Protesters rally against Gov. Snyder at Blossomtime Parade

May 7, 2011

People came from as far away as Wisconsin to protest Governor Rick Snyder’s appearance in a parade through St. Joe and Benton Harbor Saturday afternoon. The governor of Michigan is invited to be the Grand Marshall of the parade every year.

“They asked me some time ago to participate in this wonderful festival and event and I’m happy to be here. And to the degree that people are exercising their democratic rights, I respect that. But it’s mainly about a quarter of a million people having a great day enjoying a wonderful part of Michigan.”

About 150 protesters mixed in with those gathered to watch the Blossomtime parade. They followed Snyder throughout the parade chanting “Recall Rick now!” and “Shame!” But there were some cheers of support mixed in with the demands to recall Snyder.
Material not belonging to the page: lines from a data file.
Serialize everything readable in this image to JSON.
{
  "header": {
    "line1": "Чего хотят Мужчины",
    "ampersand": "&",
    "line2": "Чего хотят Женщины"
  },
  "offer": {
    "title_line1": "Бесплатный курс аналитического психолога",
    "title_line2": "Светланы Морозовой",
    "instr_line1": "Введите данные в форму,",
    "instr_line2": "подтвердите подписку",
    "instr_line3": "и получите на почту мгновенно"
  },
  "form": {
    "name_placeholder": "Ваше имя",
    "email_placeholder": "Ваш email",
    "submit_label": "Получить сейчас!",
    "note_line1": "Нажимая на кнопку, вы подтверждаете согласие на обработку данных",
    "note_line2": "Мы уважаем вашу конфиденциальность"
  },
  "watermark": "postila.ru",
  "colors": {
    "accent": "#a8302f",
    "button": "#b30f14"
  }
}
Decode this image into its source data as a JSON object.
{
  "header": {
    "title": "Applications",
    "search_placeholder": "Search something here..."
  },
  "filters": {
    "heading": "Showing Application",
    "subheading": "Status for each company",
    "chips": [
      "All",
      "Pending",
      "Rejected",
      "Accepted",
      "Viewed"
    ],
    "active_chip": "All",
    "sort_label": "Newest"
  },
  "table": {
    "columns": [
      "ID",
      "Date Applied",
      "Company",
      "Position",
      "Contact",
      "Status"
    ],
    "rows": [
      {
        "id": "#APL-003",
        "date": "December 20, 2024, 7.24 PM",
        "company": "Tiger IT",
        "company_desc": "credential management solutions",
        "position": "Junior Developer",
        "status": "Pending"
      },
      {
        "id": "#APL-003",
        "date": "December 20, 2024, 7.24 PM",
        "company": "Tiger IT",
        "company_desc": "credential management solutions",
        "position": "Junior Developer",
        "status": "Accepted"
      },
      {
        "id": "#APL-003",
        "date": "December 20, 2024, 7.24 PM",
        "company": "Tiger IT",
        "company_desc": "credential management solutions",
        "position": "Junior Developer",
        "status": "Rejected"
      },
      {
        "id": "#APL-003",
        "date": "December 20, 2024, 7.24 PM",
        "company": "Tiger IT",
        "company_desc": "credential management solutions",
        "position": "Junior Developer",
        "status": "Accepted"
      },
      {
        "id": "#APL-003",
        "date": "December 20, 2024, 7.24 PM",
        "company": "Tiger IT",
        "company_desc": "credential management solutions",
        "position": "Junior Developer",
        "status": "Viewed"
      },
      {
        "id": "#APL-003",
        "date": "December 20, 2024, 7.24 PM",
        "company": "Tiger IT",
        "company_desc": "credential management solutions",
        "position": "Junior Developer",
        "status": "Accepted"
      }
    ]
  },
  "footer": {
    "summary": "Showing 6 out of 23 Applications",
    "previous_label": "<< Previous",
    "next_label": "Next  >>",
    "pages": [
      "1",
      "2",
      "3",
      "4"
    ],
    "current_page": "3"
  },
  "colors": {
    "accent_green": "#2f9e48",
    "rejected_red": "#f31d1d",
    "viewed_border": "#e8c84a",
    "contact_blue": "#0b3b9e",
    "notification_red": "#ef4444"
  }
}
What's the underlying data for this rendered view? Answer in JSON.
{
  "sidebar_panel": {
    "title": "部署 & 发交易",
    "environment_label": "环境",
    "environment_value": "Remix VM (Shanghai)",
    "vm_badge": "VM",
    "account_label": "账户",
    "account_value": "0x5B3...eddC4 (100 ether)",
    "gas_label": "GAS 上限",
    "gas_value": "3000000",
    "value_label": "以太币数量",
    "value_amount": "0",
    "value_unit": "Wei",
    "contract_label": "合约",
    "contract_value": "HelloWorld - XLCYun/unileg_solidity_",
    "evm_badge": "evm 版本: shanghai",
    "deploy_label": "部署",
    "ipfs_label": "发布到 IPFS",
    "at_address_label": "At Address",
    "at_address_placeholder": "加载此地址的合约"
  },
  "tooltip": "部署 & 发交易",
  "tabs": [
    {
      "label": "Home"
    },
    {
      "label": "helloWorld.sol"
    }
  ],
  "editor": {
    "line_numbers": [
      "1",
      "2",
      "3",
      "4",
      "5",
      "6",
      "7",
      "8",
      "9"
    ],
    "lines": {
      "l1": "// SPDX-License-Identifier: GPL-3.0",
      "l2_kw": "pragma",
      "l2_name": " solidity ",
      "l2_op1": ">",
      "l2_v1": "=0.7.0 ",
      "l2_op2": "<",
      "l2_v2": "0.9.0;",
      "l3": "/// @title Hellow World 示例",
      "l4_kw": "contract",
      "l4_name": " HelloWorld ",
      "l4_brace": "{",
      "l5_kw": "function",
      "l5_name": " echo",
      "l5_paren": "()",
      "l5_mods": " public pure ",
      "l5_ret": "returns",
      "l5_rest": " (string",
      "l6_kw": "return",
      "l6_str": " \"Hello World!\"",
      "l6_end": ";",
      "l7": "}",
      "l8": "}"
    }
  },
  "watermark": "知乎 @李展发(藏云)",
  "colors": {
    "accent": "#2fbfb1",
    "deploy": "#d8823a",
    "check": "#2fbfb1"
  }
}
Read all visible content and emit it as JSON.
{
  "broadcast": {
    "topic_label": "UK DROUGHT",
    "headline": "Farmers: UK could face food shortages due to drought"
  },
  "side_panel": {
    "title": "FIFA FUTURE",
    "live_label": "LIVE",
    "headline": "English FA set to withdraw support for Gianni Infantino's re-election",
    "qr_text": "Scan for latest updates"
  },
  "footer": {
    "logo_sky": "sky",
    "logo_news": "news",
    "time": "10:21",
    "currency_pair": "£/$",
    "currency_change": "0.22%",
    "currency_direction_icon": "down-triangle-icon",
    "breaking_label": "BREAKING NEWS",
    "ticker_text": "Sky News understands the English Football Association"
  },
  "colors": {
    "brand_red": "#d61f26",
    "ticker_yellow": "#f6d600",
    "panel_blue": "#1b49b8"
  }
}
Traci Orsillo was excited to watch her kids march in the parade for the first time. But the first thing she saw was some masked protesters.

“I said ‘well why are you wearing masks?’ cause they were telling us they were here protesting and fighting for their rights. I’m like ‘then why are you wearing masks and hiding?’ and they told me to mind my own business. I said but you’re in my business! You’re in the middle of what I’m here for.”

Orsillo says Snyder’s opposition has some valid points to make, but she thinks they picked the wrong place to make them.

Mary Valentine drove more than an hour from Muskegon to take part in the protest. The former state representative says the new powers for emergency managers sets a dangerous precedent for every community in the state.

“We protested when Snyder walked by but there was a long, long distance between Snyder and the next act. This is why we’re doing this, is for families and for children so they will have their democracy when they grow up. Every venue is a good venue.”

Protesters rallied against an amended state law that gives more power to emergency managers appointed to run cities and school districts at risk of going bankrupt.

Three Michigan cities and one school district have emergency managers. Benton Harbor’s was the first to use new powers granted by the state.